While our normally scheduled fly-ins and other in-person meetings have been curtailed during the pandemic, NCBIO has continued regular communications with the NC delegation and has worked closely with member company federal representatives as we attempt to bring the important message of North Carolina’s strong life science industry, which could be disproportionately affected by some of the pricing and IP legislation being considered.

Forums, webinars, networking and surveys

Supporting members with COVID information was a top NCBIO priority. The organization continued to host regular conference calls where members could receive guidance from experts such as NCDHHS officials, employment lawyers, human resources professionals and space-planning authorities. Members also received regular updates when the governor held a press conference addressing the pandemic.
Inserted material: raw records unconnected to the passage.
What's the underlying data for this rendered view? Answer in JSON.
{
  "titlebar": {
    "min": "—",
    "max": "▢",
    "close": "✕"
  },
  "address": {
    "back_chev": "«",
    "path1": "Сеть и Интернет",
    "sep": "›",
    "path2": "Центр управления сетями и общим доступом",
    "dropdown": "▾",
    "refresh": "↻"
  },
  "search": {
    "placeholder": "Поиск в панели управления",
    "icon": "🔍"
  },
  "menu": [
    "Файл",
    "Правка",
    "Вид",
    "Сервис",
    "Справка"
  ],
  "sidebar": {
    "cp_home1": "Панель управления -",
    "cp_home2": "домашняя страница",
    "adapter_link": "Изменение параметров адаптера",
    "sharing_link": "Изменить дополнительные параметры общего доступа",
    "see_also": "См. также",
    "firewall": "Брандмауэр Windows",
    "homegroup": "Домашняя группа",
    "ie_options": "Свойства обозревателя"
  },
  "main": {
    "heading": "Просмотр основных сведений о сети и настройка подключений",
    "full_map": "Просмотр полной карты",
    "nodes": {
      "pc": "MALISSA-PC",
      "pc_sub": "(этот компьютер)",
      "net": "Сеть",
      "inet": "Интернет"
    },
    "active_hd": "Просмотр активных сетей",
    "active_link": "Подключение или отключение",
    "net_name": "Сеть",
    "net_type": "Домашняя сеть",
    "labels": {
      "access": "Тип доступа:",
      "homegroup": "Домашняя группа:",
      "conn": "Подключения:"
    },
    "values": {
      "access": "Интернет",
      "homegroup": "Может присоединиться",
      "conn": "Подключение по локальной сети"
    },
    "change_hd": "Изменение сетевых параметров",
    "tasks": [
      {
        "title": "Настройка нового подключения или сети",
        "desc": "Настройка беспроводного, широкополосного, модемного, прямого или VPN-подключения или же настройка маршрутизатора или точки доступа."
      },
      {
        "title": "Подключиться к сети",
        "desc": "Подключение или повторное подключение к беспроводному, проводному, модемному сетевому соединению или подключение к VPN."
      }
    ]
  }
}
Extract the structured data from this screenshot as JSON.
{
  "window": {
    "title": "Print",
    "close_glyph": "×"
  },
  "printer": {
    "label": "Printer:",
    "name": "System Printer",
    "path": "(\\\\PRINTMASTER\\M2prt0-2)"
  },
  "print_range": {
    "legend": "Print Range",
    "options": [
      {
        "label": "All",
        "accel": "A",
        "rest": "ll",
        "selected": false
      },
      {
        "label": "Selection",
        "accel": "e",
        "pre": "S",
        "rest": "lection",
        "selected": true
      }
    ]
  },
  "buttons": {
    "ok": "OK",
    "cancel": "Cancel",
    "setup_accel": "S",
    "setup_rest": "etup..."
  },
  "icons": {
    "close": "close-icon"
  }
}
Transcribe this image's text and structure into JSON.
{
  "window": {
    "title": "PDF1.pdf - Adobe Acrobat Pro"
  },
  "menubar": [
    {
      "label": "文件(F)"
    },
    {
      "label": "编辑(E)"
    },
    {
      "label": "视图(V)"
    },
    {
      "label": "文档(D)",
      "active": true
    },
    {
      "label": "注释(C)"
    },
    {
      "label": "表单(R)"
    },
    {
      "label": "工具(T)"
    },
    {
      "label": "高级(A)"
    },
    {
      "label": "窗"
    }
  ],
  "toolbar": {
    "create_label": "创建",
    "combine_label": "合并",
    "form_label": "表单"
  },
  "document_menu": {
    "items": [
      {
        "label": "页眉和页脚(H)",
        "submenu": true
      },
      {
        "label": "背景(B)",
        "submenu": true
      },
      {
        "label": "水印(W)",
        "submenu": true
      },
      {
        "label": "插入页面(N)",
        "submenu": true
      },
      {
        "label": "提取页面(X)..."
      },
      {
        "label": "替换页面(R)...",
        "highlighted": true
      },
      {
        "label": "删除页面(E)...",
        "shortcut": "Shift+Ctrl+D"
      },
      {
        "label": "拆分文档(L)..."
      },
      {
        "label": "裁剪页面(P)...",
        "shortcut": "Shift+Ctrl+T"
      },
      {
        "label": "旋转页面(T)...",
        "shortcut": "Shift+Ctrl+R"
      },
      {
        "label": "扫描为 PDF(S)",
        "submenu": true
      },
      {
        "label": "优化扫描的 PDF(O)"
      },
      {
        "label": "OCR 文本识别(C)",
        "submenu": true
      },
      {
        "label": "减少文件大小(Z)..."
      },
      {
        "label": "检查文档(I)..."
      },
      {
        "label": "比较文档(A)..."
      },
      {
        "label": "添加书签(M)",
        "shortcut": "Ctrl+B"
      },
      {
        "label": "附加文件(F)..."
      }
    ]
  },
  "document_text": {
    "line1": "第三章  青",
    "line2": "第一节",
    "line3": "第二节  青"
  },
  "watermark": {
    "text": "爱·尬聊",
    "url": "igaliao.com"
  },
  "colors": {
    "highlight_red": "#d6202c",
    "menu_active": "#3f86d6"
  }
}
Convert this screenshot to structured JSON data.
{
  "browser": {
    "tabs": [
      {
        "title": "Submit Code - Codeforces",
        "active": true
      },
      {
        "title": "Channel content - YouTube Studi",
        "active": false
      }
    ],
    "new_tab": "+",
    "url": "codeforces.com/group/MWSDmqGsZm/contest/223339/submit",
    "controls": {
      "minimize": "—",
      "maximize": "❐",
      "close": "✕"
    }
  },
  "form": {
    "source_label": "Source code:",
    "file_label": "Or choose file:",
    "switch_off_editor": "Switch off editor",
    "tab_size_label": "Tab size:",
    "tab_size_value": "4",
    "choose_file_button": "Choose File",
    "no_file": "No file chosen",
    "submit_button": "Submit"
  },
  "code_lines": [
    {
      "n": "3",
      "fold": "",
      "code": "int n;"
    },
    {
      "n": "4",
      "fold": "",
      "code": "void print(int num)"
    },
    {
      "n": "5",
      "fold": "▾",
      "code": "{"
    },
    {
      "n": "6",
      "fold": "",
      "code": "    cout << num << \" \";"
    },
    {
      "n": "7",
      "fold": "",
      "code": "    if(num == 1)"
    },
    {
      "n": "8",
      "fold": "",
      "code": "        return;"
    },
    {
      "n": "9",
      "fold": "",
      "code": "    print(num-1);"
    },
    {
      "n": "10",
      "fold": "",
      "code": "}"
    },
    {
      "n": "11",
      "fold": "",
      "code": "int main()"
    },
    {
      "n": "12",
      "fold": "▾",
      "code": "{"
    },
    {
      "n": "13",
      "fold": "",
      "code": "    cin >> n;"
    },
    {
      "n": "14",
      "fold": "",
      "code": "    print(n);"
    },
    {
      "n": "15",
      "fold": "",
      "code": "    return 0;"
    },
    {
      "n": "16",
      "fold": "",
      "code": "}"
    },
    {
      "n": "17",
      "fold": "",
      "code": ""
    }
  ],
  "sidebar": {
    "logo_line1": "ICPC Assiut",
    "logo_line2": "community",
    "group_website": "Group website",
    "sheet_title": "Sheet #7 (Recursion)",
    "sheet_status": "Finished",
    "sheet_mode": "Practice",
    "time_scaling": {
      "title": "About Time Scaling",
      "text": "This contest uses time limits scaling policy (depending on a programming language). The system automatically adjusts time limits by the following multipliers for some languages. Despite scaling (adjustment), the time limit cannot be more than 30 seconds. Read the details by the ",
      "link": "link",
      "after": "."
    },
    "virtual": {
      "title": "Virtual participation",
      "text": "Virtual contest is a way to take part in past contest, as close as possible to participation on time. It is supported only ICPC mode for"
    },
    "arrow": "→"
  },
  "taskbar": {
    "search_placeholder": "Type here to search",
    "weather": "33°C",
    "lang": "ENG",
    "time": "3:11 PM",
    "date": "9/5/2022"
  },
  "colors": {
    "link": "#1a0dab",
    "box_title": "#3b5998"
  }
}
  • CRO Forum, November 2020: BioCryst, bluebird bio, Foley Hoag, IQVIA and Pfizer representatives shared their perspectives on virtual and decentralized clinical trials and on COVID-19 as a catalyst for clinical development change.
  • Emerging Companies Forum, February 2021: Aerotek, Enzerna Biosciences, G1 Therapeutics and Mayne Pharma participated in the “New Dynamics in Talent Recruitment” webinar where panelists discussed the challenges and opportunities of recruiting and retaining employees during the pandemic.
  • Medical Device Forum, May 2021: Advanced Chemotherapy Technologies, ApiJect, Artyx, Grant Engine and Syneos Health representatives said depending on people, being flexible and agile and remembering the lessons learned during this pandemic were key points to success during the pandemic and beyond.

At the end of August, NCBIO hosted the “Roadmap to Diversity in Life Sciences,” the first in a series of anticipated events around diversity, equity and inclusion. Mona Babury, M.B.A., who leads DEI strategy for Pfizer’s Global Supply, Finance and Global Business Solutions, was the keynote speaker. Panelists shared ways to attract and recruit and to engage and retain diverse talent. The co-chairs of the NCBIO Diversity Committee are Shaylah Jones, J.D., principal, government and public affairs for Novo Nordisk, and Neil Jones, vice president, corporate strategic partnerships for Lindy Biosciences.

NCBIO companies participated in the 2021 Life Sciences Workforce Trends  Report released by the Coalition of State Bioscience Institutes and TEConomy Partners. The life science industry increased hiring despite the global pandemic and adapted to and embraced the shift to remote work the pandemic caused.

Machelle Sanders, NC Secretary of Commerce
Machelle Sanders, NC Secretary of Commerce

NCBIO Biotech Manufacturers Forum

The NCBIO Biotech Manufacturers Forum focused on ensuring a strong workforce and sharing best practices on a variety of relevant topics and worked to support members as they grappled with the COVID-19 pandemic.

Sustaining members

Pfizer logo

Supporting members


NCBIO sincerely appreciates the support of our 2020-2021 events sponsors who made our 2020 Annual Meeting and online events and forums possible.

  • AdvaMed
  • ALT
  • ARE
  • BE&K Building Group
  • BIO
  • Bioventus
  • Brex
  • Chubb
  • The Conafay Group
  • Cook Medical
  • Davis Moore
  • Frankel Staffing
  • FUJIFILM Diosynth
  • G1 Therapeutics
  • Grifols
  • GSK
  • Jenkins Wilson Taylor & Hunt
  • Liquidia
  • Merz
  • Mispro
  • Nikon
  • Novo Nordisk
  • Novozymes
  • PSC Biotech
  • Research Solutions
  • Sage Therapeutics
  • UCB
  • VWR